3390 2006 class presentation comments 1

Issues arising from the group class presentations.
The group class presentations have been of a very good standard with grades ranging
from B+ to A+. These promise much for a high standard in the group term papers. Please
feel free to refer to information or insight obtained by you from the presentations. Just be
sure to credit it to the group that provided it.
Professional unions
So far, three of the presentations have involved of the “craft” union type, though they are
referred to nowadays as “professional” unions or associations. The AUPE, while not a
craft/professional union in the traditional sense, represents a range of professional
workers such as social workers, teachers, nurses and others. As with the craft unions of
the 19th Century, these unions place great emphasis on their members’ expertise and their
duty to protect the skills and standards of the craft or profession. As such skills are
subject to change, it is important for members of the profession to constantly develop
their practices. For example, research on diversity in how different people learn and on
learning disabilities can be addressed are important issues for members of the profession.
The ghost at the bargaining table
An issue relevant to each union in the presentations is “the ghost at the bargaining table”
that is government. Governments fund public education, health, social work etc. but do
not always bargain directly with the unions representing professional workers or nonprofessionals working for institutions created by statute to provide the services funded by
taxpayers. The problem is that, as such employers rely on government(s) for their budget,
they may be unable to meet the demands of their workers without obtaining more funding
from government. Typically, the union does not engage in bargaining with the ghost at
the bargaining table, where the real power lies, at least regarding funding.
A key function of unions is to assist in the decentralization of power. In bureaucracies
power tends to be exercised from the top or the centre of the organization. This is of
particular importance in professional workplace settings, because the experience and
knowledge gained and applied by workers at the periphery (away from the top or centre)
is important for the development of policy, and work methods, standards, and conditions.
In spite of the vital nature of knowledge acquired at the periphery, there is frequently
conflict over whose knowledge should prevail. Government and the bodies created by
them have the power of legitimacy and the traditional doctrine of “management rights”.
Yet employees, in this case professional employees, have power that resides in
knowledge that is not easily acquired by those at the top or centre of the organization.
While a superintendent of school district will likely have been a teacher and a local
school administrator, his or her knowledge acquired in the past can become quickly
obsolete, or be subject to challenge by new knowledge, ideas and environmental
conditions acquired by professionals working at the periphery. Each of the presentations
suggested to me that there remain challenges in developing systems and a culture
conducive to synthesizing or reconciling successfully the different knowledge, needs and
perspectives of persons at different levels of the bureaucracies.
Perhaps one stumbling block is that unions themselves are usually bureaucracies with

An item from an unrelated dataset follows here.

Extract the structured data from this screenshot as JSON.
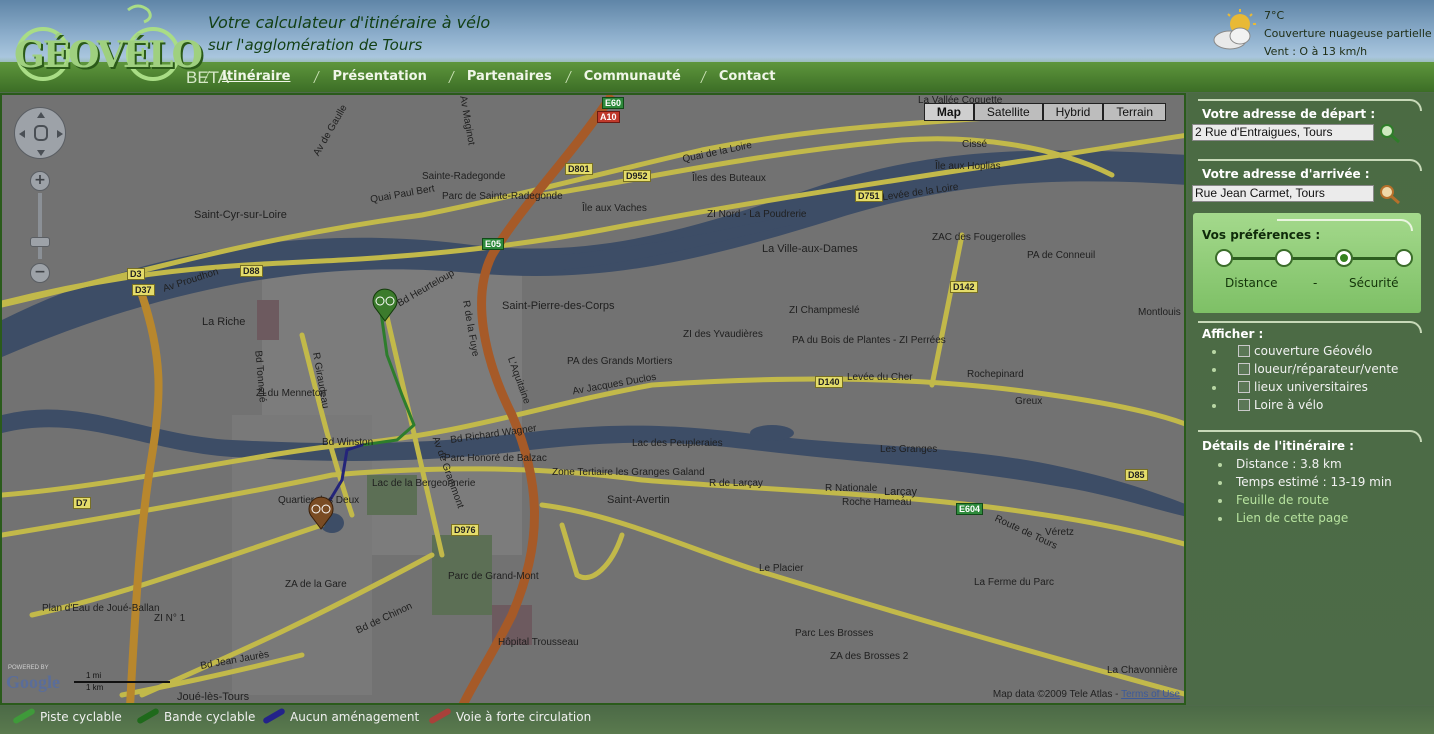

their core and their periphery. Another may be a culture that retains the mindset that topdown organizations work most efficiently and that the perspectives of those at the top or
core have greater validity that those at the periphery. Such a view seems obsolete

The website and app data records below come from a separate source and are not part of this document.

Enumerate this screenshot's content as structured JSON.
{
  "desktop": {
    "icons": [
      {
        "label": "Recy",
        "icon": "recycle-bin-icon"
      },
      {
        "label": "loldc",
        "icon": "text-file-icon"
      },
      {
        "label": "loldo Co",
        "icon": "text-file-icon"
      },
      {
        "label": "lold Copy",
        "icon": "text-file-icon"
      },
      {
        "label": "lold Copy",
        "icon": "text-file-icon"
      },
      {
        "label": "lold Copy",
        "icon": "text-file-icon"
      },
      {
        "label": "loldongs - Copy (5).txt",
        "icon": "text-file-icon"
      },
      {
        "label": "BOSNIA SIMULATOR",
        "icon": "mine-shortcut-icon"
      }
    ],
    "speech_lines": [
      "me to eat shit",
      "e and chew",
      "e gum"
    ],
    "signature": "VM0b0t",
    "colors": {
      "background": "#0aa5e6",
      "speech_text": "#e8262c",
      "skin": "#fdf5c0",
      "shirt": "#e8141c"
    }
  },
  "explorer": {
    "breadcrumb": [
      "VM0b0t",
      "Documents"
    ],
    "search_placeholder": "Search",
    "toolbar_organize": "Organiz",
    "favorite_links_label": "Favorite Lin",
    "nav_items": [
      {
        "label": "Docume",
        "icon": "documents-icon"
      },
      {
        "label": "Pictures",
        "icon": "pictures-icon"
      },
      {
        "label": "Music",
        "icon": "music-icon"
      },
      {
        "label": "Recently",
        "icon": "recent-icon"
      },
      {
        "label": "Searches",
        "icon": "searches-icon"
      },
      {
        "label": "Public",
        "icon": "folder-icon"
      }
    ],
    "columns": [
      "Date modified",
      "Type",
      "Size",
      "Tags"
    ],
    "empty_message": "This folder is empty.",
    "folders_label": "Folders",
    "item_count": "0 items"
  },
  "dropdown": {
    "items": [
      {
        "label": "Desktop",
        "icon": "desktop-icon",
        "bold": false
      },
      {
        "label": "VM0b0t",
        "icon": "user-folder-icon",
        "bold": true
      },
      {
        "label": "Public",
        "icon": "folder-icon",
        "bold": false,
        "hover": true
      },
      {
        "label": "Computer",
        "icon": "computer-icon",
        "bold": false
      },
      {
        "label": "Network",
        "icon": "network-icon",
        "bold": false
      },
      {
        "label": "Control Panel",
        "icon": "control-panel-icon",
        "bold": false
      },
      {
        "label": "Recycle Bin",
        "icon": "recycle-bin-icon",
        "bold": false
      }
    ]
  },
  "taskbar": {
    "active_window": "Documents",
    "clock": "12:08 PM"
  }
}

particularly in our era, where communication is supposedly held in great esteem. Without
effective communication to and from the core and the periphery, organizations are likely
to be considerably less successful and effective. Yet we continue to legitimize
bureaucratic structures and cultures, where knowledge is frequently withheld rather than
shared by those at the core (and by those at the periphery). While this raises the question
of how to improve communication between the core and the periphery of organizations, it
also raises the question of whether bureaucratic structures and culture are themselves a
significant part of the problem of communication.
Furthermore, improving communication does not necessarily resolve organizational
problems arising from inequality of power within the organization. Successful social
interaction appears to depend on negotiation to resolve conflict. However, if power is
greatly imbalanced, the danger is that negotiation is replace by coercion, and the
generally negative effects of reaction to coercion. It is not clear that unions in the
industries considered in the presentations are well equipped to meet the challenges of
improving the power and communication of those at the periphery of their respective
In three of the four presentations, the respective unions have no right to strike. The right
to strike in the private sector, while a last resort, is recognized as an important tool for
unions to persuade employers to bargain in good faith. While compulsory arbitration in
the event of a bargaining impasse is viewed by some as an effective alternative to the
right to strike, it comes with some problems. It is easy for the parties to become addicted
to arbitration and stop engaging in bargaining. This not only risks awards detrimental to
each party but may undermine the entire purpose of the Canadian labour relations system
– the settlement of disputes by the give and take of negotiations.
It will be a useful exercise to consider whether deprivation of the right to strike to a class
of workers deemed essential is good public policy. If it is law designed to limit union
power in such industries, we must consider whetherin this era we should be strengthening
the power of those at the periphery, rather than weaken it.
My thanks congratulations to the skill and care of the groups who presented and to those
who engaged in the important process of question and answer.